Hoddle acknowledges the psychological effect of such a victory over the Italian champions, coming on top of England's 2-0 win in the summer at Le Tournoi. "The way it was achieved and the fact that we have a lot of United players in the squad is a bonus for us and might just sow a bit of doubt in the Italians' minds," he says. "But," he adds wisely, "I have been in the game long enough to know that all those things, come kick- off time, really go out of the window. We might get off to a flying start and score early and not have needed any edge; they might score and give themselves the edge." In addition, Italy will probably play 3-5-2 compared with Juventus's 4-4-2, and only two Juve players, the goalkeeper Angelo Peruzzi and defender Ciro Ferrara, seem certain to start.

The real benefit - this new mood - should be that England are not intimidated. "There will be a respect for the Italians because they are a good side and they beat us at Wembley," says Hoddle. "We are also playing in front of 80,000-plus in Rome and we have not won over there since 1961. But you can end up frightening yourselves, and I am saying we are not.

"When you have got that vein of form away from home, and the squad knows it can win, it gives you that lift, that inner confidence and steel that is going to be needed. It's what's going through players' minds and stomachs that counts. The last thing going out of the dressing-room door is that every single one has to be 100 per cent focused on what we have worked at in the week and have that inner belief as well."

Experienced players who have shown they can cope with the occasion, notably during the emotional events of Euro '96, will be the requirement, adds Hoddle. He himself acknowledges it as the biggest match of his career. "I feel proud and I think the players do as well. It's like '96 when the nation was behind them. A nation hoping and it's in your hands ... I feel inspired rather than any burden."

The need for character and temperament is why Hoddle will ignore recent defensive aberrations by David Seaman and Tony Adams and why Beckham seems certain to play despite only arriving post-'96. "Age isn't what we are talking about," says Hoddle. "In many ways these Manchester United youngsters are four or five years ahead of their 22 and 23 years of age."

Thus we may see a team close to that which won so impressively in Georgia and Poland and it could read: Seaman; Gary Neville, Adams, Southgate; Beckham, Batty, Ince, Gascoigne, Le Saux; Wright and Sheringham. The options from the bench include Gary Pallister and Sol Campbell to shore up, Steve McManaman to unsettle and Scholes to finish should a goal be required.

Though the Italians will be stung by having ceded the leadership of the group, this England is clearly capable of securing the draw needed. Given, too, the efficiency of Hoddle's counter- attacking approach away from home against a team who must chase the win urged on by a demanding support, victory is also possible.

"The most important thing is there will have to be some really good defending in Rome," says Alex Ferguson. "Then they are in with a great chance.
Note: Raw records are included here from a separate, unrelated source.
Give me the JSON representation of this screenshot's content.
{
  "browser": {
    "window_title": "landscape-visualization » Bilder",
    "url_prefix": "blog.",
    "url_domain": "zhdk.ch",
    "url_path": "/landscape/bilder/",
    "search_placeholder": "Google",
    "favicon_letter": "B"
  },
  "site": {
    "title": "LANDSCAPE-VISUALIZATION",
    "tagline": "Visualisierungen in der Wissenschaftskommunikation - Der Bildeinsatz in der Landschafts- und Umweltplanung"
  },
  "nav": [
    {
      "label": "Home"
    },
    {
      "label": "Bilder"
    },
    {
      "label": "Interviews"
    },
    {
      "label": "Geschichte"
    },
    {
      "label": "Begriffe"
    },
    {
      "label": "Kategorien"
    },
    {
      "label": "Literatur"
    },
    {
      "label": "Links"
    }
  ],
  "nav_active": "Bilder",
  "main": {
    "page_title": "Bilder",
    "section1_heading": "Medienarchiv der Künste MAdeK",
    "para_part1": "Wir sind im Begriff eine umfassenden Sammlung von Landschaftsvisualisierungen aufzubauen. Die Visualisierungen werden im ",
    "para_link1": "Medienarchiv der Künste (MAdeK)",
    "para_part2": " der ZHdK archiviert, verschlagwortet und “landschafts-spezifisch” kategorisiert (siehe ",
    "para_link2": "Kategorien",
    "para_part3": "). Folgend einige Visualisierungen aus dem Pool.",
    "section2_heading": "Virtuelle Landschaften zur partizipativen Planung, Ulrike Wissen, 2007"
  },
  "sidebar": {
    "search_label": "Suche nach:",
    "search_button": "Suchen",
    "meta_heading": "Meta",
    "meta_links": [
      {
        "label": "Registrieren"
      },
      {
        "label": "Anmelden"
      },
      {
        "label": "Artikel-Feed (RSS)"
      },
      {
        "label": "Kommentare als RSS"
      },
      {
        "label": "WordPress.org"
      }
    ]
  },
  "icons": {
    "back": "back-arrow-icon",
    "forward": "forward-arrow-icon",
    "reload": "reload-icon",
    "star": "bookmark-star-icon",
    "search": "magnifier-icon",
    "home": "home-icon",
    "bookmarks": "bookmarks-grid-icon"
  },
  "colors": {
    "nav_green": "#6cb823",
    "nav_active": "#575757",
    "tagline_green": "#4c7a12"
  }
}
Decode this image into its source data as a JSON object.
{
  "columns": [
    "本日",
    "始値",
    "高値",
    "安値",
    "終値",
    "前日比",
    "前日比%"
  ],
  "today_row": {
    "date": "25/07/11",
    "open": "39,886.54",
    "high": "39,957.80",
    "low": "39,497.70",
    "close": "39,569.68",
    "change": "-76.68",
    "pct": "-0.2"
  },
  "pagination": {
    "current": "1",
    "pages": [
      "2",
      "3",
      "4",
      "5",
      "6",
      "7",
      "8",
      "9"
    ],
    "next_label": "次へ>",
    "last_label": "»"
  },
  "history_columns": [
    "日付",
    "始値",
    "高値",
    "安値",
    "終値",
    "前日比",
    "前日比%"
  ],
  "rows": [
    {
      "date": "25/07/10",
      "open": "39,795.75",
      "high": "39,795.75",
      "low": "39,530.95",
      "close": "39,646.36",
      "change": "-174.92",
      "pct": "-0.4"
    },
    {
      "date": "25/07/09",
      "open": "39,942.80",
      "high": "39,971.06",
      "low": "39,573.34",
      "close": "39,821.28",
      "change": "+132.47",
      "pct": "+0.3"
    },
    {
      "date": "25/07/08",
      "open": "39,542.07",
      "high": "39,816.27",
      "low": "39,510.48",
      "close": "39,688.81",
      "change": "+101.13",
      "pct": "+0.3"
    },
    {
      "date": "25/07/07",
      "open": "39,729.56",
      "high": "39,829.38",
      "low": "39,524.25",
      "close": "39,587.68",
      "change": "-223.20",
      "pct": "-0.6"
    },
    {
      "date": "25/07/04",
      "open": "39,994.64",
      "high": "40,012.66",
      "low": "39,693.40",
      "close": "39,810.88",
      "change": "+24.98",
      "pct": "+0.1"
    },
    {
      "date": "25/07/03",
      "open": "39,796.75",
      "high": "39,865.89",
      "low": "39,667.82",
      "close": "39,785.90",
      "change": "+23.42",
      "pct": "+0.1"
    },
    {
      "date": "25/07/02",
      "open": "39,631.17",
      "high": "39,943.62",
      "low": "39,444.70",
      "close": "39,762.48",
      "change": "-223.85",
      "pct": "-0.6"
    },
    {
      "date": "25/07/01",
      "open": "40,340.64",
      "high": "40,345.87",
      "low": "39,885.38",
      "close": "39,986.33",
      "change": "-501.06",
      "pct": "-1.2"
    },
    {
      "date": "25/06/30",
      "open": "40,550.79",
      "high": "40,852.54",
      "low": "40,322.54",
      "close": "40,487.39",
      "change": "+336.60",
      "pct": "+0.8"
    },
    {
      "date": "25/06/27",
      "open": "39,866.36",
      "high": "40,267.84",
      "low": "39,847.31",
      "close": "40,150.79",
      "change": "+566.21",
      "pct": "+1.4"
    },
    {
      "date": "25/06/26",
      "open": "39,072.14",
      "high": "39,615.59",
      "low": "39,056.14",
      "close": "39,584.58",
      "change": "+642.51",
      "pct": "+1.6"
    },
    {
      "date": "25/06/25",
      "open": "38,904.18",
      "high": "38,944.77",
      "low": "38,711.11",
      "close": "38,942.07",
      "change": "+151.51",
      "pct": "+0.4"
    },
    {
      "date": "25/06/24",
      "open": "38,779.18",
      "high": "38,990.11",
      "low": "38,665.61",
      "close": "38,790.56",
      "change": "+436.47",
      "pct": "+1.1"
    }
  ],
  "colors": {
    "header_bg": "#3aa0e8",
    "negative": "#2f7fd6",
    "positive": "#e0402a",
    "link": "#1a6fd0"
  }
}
It is going to be a tough, tough night, whether it's physically, tactically or ability wise, but then that's what it's all about, isn't it?" Indeed, mouth-wateringly, it is.

Ferguson spoke movingly at the coaches' conference of his life's work in developing young players, revealing what his team showed us last week; that there is a depth beneath the club's gloss and glamour. This week the aim for an England beginning to prosper because of a new system geared towards the development of young players rather than despite an outdated one - which was Hoddle's point about the nation's relative success - must also be for substance beyond style.

Italy squad: Goalkeepers: Peruzzi (Juventus), Pagliuca (Inter). Defenders: Ferrara (Juventus), Costacurta (Milan), Nesta (Lazio), Cannavaro (Parma), Maldini (Milan), Benarrivo (Parma), Panucci (Real Madrid). Midfielders: Di Livio (Juventus), Lombardo (Crystal Palace), Albertini (Milan), Di Biagio (Roma), Di Francesco (Roma), D Baggio (Parma), Fuser (Lazio). Forwards: Casiraghi (Lazio), Vieri (Atletico Madrid), Inzaghi (Juventus), Zola (Chelsea), Chiesa (Parma), Del Piero (Juventus).